P3 being considered to help pay for Abbotsford’s new water system

A public private partnership (P3) to create the new Stave Lake Water Supply and Treatment Project is being pursued by council.

Up to $50 million in federal funding could be available if the P3 plan goes through for the $200-million project.

P3s are contracts between government and business for infrastructure and delivery of services. Government remains actively involved throughout the project's life.

Stave Lake could provide Abbotsford and Mission drinking water for the next 30 years. On March 17

Stave Lake could provide Abbotsford and Mission drinking water for the next 30 years. On March 17

A public private partnership (P3) to create the new Stave Lake Water Supply and Treatment Project is being pursued by council.

Up to $50 million in federal funding could be available if the P3 plan goes through for the $200-million project.

P3s are contracts between government and business for infrastructure and delivery of services. Government remains actively involved throughout the project’s life.

“The allure of 25 per cent of the capital funding is tantalizing,” said Mayor George Peary.

A new water supply is needed to meet the demands of both Abbotsford and Mission. Stave Lake was identified as a source of high quality water, in great quantity.

A  water treatment plant is needed, as well as a raw water intake and pump station at the south end of the lake.
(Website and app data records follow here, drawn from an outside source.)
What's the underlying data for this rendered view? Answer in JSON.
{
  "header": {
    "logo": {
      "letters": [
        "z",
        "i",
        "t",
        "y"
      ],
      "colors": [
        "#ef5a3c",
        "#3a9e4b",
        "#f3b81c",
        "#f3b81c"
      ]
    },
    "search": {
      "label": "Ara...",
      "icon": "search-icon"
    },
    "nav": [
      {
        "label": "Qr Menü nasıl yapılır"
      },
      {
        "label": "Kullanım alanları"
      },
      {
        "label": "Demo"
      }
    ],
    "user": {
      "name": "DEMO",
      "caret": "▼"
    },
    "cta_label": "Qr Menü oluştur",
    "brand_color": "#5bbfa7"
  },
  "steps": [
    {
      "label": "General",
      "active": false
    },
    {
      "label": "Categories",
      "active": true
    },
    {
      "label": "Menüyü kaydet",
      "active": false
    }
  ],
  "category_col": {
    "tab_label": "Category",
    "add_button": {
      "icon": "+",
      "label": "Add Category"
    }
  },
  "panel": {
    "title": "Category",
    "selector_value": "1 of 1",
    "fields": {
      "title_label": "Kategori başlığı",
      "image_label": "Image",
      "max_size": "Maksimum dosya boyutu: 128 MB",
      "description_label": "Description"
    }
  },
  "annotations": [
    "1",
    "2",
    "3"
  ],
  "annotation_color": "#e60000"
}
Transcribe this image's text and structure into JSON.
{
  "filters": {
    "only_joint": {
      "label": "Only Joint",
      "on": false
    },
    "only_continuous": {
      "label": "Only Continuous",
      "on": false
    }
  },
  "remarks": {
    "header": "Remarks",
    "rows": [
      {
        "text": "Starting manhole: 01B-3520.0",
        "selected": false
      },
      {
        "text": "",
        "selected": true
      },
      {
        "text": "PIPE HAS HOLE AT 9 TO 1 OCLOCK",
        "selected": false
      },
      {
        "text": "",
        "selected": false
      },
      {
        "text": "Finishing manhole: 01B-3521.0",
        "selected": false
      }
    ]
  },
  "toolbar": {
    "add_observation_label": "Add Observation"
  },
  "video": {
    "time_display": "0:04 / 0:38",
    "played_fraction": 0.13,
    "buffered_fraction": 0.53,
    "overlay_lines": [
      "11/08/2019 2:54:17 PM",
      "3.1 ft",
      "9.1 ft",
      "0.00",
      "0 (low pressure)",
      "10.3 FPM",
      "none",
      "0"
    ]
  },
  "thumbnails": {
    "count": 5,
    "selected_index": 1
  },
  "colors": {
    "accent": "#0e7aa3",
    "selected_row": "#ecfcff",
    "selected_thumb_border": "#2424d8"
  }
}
Also required are 6.6 km of raw water pipeline, 8.7 km of treated water pipeline (from the new treatment plant to the Lougheed Highway in Mission) and 8.6 km of treated water pipeline from Lougheed Highway to MacLure Road in Abbotsford.

The P3 idea first surfaced in October 2010. At that time, Peary said a submission was “likely” to see if it was viable.

A recent report by Tracy Kyle, Abbotsford’s director of water and solid waste, revealed an eligibility request was submitted in June 2010 and in September 2010, PPP Canada requested a business plan.

“No official application has been made,” said Peary, adding it would not be without approval of both councils.

He said a number of options are being looked at.

Critics don’t like the way discussions have been kept out of the public view.

On Thursday (March 10), the water and sewer commission held an in-camera meeting, prior to its regular public meeting, to discuss the P3 plan. Consultants from Deloitte and Touche LLP as well as from CH2M HILL engineering presented their ideas. The public was not allowed to attend and no details have been released.

“This is just an example, just the beginning, of what will be happening  … closed door meetings,” said Lynn Perrin, long-time council critic.

She has several concerns regarding the proposal.

“First and foremost, it’s the commodifying of an essential of life.

“Secondly is this whole secrecy thing,” she said.

Perrin believes financial inquiries will not be answered because the Freedom of Information Act allows information to be withheld when private business interests are involved.

She said the city used this as justification to deny her request for information on the Abbotsford Heat hockey team.

She also thinks the city has paved the way for a P3 deal.

“I believe that the smart meters and the bi-monthly billing have been put in place to grease the business case for the P3.”

If a deal is done, Perrin said there will be “no transparency or accountability.”

But there will always be arguments on both sides of the proposal, according to Peary.

“Some people have a political and philosophical objection to P3s,” he said.

He pointed to the Abbotsford Regional Hospital and Cancer Centre as an example of success, calling it the “poster child” for P3s.

“At the end of the day, we need a new water supply. We can all agree on that. It’s just a matter of deciding how we will get there.”

On Thursday (March 17), at 4 p.m., a special public joint council meeting will be held at Abbotsford City Hall to discuss P3 and other options. Both councils will then vote on the recommendations, and the public can voice their concerns, at the regular meetings on April 4.